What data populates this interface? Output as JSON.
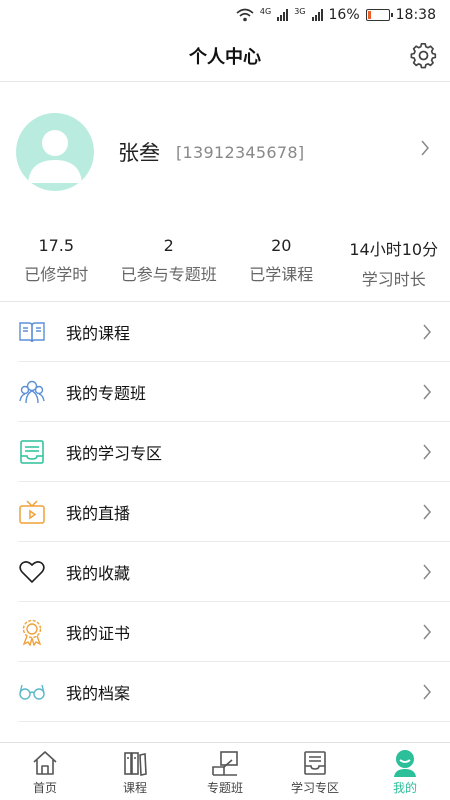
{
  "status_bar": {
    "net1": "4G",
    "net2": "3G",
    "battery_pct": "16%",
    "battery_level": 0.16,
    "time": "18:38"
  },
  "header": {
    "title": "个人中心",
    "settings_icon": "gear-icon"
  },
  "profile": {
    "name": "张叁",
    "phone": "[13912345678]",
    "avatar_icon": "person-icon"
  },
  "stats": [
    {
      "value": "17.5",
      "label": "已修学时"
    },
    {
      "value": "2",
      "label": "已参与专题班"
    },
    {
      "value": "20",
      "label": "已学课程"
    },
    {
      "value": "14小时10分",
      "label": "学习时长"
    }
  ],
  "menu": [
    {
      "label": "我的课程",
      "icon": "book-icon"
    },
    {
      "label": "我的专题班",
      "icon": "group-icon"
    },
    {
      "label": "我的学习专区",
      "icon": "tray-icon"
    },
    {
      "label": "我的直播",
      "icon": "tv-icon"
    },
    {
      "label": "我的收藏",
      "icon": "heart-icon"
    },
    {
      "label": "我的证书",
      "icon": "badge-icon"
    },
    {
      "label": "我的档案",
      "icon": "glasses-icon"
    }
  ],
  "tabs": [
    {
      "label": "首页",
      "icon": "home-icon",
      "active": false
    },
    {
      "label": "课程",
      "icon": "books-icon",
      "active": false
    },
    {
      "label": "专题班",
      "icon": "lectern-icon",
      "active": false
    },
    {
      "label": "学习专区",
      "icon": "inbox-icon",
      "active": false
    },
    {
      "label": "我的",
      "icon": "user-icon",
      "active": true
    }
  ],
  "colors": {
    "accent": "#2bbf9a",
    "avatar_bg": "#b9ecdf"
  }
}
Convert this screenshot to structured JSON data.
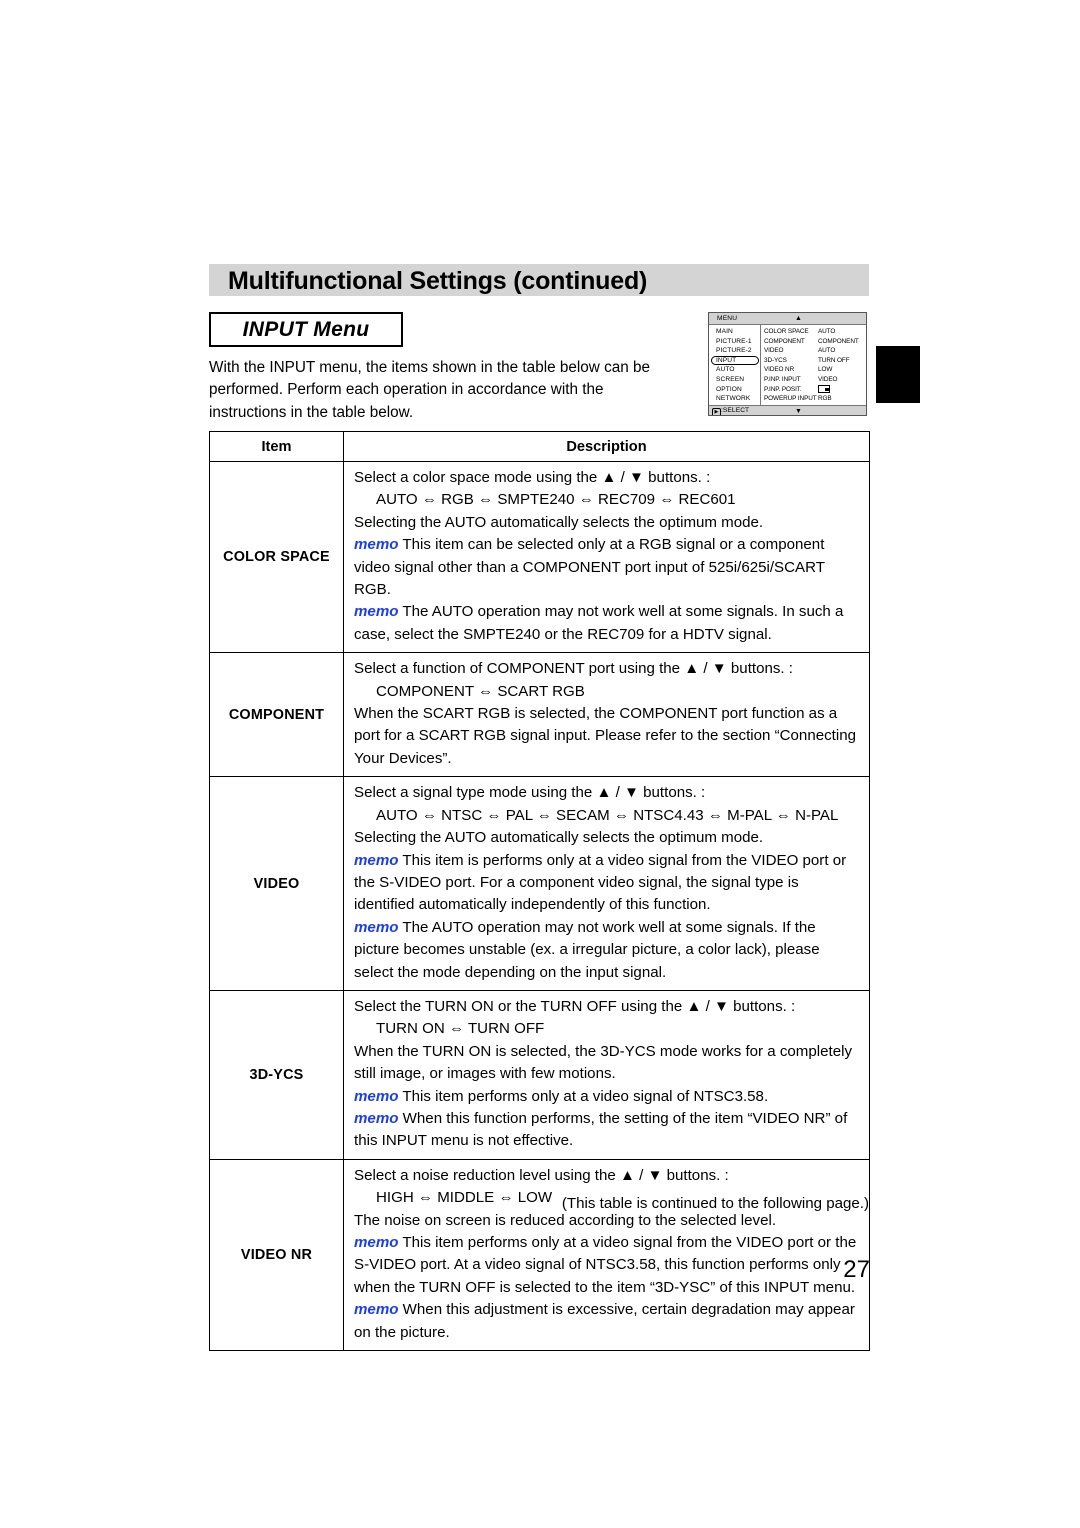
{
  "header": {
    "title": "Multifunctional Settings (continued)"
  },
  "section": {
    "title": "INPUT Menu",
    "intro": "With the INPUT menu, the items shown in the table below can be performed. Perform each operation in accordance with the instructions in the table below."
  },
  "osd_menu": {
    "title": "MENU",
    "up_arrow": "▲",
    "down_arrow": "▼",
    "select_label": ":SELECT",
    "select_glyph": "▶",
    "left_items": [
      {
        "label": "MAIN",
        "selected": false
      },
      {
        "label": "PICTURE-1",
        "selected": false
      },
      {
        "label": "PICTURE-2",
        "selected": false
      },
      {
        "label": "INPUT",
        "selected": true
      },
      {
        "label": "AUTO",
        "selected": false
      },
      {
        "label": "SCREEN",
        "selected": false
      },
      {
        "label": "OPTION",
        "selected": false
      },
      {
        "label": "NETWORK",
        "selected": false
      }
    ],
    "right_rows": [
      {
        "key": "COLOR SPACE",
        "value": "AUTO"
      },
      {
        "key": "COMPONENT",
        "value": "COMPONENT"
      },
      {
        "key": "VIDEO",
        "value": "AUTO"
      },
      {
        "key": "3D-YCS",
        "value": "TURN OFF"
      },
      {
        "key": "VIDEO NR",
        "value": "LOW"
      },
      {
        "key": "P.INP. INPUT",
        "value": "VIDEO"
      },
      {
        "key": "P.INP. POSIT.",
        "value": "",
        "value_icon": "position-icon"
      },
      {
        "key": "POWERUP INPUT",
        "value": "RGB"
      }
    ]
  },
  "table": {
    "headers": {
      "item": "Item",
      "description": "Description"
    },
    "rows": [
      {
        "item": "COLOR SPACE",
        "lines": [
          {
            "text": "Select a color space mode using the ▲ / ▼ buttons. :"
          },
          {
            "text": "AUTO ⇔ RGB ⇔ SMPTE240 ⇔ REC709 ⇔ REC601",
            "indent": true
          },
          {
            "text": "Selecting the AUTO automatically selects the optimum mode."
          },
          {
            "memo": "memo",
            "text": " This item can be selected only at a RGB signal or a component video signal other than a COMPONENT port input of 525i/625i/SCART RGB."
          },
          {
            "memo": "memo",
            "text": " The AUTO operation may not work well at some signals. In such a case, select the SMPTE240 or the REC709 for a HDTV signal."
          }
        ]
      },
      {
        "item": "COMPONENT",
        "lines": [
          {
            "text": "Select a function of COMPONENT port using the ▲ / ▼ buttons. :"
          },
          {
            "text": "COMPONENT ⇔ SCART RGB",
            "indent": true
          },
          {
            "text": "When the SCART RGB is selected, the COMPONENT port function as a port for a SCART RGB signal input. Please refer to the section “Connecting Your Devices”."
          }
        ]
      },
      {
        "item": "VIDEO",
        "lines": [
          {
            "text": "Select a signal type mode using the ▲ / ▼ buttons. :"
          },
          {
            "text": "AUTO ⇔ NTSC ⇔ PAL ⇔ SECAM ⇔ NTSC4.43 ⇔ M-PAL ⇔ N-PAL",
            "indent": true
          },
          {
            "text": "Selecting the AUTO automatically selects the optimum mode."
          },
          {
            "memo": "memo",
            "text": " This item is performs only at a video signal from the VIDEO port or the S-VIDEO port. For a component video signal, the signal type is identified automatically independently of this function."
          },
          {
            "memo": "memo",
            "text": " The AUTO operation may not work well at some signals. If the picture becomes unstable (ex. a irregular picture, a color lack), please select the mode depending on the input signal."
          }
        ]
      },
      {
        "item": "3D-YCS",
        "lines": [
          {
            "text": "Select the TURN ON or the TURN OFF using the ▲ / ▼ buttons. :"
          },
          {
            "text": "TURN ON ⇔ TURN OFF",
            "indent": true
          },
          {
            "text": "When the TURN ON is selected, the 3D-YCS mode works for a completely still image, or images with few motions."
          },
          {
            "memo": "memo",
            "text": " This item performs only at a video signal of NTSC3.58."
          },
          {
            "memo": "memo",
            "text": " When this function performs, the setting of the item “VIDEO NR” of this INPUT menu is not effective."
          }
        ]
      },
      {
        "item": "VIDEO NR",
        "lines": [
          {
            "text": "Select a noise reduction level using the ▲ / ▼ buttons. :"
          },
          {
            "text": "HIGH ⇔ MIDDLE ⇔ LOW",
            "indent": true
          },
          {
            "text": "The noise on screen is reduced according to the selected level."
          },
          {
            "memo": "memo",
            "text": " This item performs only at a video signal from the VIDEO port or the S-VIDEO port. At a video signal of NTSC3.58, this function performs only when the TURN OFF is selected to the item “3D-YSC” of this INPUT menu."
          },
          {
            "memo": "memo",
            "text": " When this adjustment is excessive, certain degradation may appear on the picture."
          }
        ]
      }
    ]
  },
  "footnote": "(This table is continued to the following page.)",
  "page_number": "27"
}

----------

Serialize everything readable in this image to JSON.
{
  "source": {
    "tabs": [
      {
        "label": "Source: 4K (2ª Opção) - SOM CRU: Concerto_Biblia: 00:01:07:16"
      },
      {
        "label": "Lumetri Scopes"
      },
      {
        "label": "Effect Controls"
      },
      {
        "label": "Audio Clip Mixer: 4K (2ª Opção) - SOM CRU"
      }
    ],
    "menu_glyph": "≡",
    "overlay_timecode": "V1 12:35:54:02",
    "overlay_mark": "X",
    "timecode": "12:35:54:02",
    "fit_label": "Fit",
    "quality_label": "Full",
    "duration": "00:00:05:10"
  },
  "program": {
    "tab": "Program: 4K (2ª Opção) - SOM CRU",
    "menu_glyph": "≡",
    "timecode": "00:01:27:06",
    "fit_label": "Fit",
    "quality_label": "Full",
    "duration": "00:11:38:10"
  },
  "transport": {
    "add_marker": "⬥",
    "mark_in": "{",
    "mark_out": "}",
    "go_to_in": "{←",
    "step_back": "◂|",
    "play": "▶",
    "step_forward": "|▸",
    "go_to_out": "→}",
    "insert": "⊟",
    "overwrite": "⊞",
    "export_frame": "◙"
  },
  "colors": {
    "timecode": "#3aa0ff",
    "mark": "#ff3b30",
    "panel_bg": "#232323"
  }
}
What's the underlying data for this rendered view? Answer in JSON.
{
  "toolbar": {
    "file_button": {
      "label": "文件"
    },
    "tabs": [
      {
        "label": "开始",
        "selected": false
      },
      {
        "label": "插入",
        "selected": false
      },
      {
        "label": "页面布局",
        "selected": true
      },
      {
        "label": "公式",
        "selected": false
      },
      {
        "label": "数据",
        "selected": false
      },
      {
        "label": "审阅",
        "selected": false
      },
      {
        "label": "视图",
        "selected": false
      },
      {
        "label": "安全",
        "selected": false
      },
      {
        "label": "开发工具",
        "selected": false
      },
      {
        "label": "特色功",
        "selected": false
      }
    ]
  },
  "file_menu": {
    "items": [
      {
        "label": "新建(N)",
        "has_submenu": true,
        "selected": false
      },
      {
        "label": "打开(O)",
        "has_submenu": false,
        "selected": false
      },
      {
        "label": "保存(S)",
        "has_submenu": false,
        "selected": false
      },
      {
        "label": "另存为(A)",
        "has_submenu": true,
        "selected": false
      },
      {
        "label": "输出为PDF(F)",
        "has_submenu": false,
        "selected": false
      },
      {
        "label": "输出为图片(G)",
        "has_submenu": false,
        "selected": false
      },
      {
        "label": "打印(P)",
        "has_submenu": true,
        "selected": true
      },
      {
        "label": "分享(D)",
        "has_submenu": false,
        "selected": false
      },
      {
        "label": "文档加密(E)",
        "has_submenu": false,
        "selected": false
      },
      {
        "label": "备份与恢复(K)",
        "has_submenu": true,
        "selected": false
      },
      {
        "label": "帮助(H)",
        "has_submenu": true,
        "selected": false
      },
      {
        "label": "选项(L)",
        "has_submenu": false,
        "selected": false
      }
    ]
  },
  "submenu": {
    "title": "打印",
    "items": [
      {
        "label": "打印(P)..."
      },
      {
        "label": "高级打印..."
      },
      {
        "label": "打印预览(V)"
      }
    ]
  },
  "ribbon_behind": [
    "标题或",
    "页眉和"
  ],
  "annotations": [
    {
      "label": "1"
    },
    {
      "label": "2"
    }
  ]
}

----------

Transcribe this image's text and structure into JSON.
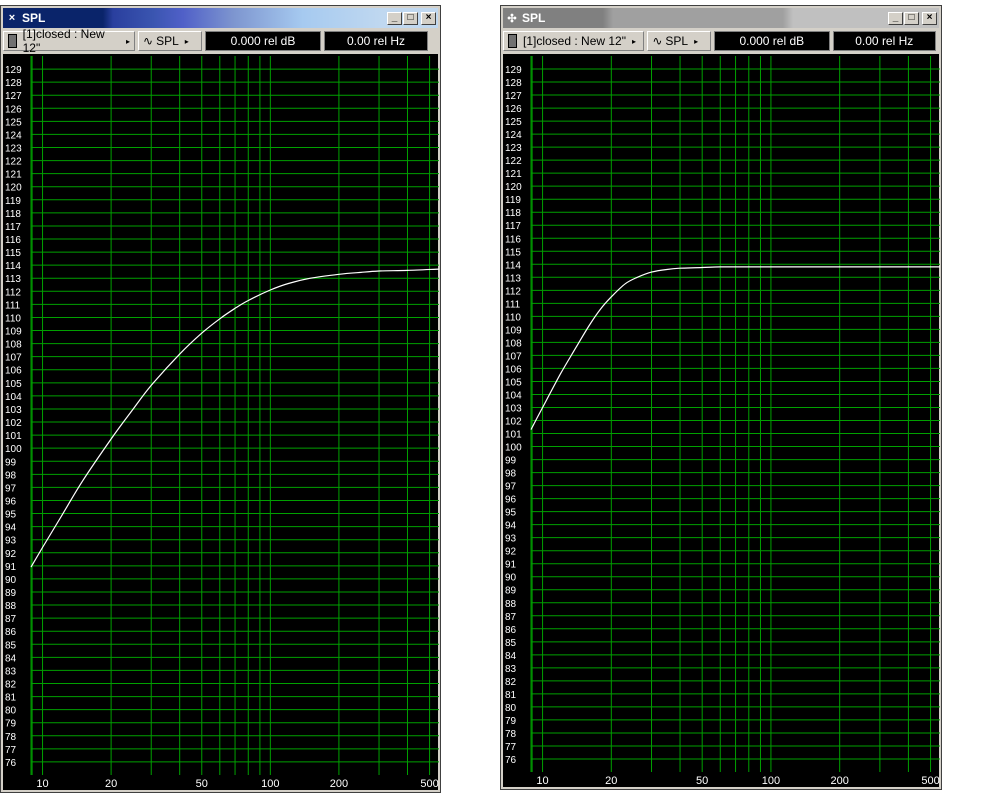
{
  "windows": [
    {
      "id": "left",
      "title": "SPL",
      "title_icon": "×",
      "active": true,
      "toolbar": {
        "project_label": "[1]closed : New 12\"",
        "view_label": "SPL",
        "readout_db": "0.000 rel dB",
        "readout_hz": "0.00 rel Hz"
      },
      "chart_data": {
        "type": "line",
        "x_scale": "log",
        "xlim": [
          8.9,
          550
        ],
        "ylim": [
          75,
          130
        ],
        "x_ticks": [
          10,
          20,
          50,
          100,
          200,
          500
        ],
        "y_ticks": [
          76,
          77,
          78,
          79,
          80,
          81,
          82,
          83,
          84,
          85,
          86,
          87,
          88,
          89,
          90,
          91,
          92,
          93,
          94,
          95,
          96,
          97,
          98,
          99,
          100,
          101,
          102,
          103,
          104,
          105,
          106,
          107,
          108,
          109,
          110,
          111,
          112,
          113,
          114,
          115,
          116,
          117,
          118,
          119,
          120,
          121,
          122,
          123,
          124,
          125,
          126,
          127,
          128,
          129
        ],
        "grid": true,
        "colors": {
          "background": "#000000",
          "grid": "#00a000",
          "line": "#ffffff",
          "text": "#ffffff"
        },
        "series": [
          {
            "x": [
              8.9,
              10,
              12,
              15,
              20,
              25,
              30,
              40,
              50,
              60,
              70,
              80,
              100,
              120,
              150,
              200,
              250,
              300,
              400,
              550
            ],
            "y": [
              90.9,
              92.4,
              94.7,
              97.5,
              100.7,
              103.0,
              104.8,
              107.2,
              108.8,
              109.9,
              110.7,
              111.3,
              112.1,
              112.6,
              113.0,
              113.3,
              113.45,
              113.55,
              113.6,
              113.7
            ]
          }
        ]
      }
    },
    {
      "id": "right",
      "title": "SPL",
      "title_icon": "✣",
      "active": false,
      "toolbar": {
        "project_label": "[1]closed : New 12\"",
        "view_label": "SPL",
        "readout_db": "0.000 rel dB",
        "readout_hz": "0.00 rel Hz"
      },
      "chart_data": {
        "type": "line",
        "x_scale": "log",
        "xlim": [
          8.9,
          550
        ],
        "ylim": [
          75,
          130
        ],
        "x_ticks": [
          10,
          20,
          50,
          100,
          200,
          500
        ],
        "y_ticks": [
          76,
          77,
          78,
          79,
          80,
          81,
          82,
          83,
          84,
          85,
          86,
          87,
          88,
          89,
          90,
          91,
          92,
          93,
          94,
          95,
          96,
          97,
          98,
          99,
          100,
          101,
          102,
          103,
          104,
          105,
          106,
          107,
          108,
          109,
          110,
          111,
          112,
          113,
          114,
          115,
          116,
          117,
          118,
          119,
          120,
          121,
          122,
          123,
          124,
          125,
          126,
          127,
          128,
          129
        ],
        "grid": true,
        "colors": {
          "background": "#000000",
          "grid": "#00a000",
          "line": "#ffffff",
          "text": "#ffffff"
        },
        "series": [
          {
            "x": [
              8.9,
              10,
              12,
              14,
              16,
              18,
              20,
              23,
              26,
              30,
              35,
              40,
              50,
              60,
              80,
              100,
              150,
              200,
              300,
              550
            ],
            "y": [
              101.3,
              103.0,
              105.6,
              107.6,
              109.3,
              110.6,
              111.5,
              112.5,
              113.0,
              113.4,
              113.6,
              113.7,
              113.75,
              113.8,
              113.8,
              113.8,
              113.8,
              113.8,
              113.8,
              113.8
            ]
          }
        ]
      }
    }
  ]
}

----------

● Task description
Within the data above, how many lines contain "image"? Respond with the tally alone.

● Task solution
3